··· Task inputs ···

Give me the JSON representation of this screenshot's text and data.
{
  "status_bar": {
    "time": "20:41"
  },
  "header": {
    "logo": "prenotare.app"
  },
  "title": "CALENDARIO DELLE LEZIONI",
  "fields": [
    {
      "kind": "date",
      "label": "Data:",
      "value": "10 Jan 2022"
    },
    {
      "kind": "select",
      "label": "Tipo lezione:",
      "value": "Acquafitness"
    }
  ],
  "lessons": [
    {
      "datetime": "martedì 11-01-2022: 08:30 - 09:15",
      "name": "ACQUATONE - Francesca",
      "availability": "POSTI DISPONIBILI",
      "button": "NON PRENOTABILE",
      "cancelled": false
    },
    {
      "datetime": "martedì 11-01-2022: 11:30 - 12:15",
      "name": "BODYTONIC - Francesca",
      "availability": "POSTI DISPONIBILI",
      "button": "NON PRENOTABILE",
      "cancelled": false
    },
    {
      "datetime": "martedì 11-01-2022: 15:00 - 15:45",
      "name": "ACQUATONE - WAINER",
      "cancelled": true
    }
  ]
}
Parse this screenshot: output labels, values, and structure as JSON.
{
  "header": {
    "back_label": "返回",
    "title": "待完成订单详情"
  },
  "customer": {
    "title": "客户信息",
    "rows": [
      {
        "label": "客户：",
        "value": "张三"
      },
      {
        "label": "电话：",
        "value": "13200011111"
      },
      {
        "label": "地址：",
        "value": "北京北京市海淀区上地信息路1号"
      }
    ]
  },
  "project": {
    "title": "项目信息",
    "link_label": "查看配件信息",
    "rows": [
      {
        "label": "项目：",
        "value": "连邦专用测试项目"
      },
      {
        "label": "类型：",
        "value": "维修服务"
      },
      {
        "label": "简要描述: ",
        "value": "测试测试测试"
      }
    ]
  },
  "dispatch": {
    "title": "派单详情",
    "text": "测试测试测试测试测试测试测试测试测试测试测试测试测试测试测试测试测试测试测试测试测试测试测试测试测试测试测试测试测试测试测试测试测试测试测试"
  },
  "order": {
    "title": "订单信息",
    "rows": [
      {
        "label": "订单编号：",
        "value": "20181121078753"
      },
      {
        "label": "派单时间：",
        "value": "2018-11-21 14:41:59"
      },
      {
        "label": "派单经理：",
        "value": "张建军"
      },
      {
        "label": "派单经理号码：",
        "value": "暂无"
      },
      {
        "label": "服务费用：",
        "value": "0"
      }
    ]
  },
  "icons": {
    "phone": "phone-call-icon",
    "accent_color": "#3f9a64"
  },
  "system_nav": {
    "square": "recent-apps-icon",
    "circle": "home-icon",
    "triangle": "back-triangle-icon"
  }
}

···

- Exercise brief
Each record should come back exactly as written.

- Answer
Give me the JSON representation of this screenshot's text and data.
{
  "status_bar": {
    "time": "20:41"
  },
  "header": {
    "logo": "prenotare.app"
  },
  "title": "CALENDARIO DELLE LEZIONI",
  "fields": [
    {
      "kind": "date",
      "label": "Data:",
      "value": "10 Jan 2022"
    },
    {
      "kind": "select",
      "label": "Tipo lezione:",
      "value": "Acquafitness"
    }
  ],
  "lessons": [
    {
      "datetime": "martedì 11-01-2022: 08:30 - 09:15",
      "name": "ACQUATONE - Francesca",
      "availability": "POSTI DISPONIBILI",
      "button": "NON PRENOTABILE",
      "cancelled": false
    },
    {
      "datetime": "martedì 11-01-2022: 11:30 - 12:15",
      "name": "BODYTONIC - Francesca",
      "availability": "POSTI DISPONIBILI",
      "button": "NON PRENOTABILE",
      "cancelled": false
    },
    {
      "datetime": "martedì 11-01-2022: 15:00 - 15:45",
      "name": "ACQUATONE - WAINER",
      "cancelled": true
    }
  ]
}
Parse this screenshot: output labels, values, and structure as JSON.
{
  "header": {
    "back_label": "返回",
    "title": "待完成订单详情"
  },
  "customer": {
    "title": "客户信息",
    "rows": [
      {
        "label": "客户：",
        "value": "张三"
      },
      {
        "label": "电话：",
        "value": "13200011111"
      },
      {
        "label": "地址：",
        "value": "北京北京市海淀区上地信息路1号"
      }
    ]
  },
  "project": {
    "title": "项目信息",
    "link_label": "查看配件信息",
    "rows": [
      {
        "label": "项目：",
        "value": "连邦专用测试项目"
      },
      {
        "label": "类型：",
        "value": "维修服务"
      },
      {
        "label": "简要描述: ",
        "value": "测试测试测试"
      }
    ]
  },
  "dispatch": {
    "title": "派单详情",
    "text": "测试测试测试测试测试测试测试测试测试测试测试测试测试测试测试测试测试测试测试测试测试测试测试测试测试测试测试测试测试测试测试测试测试测试测试"
  },
  "order": {
    "title": "订单信息",
    "rows": [
      {
        "label": "订单编号：",
        "value": "20181121078753"
      },
      {
        "label": "派单时间：",
        "value": "2018-11-21 14:41:59"
      },
      {
        "label": "派单经理：",
        "value": "张建军"
      },
      {
        "label": "派单经理号码：",
        "value": "暂无"
      },
      {
        "label": "服务费用：",
        "value": "0"
      }
    ]
  },
  "icons": {
    "phone": "phone-call-icon",
    "accent_color": "#3f9a64"
  },
  "system_nav": {
    "square": "recent-apps-icon",
    "circle": "home-icon",
    "triangle": "back-triangle-icon"
  }
}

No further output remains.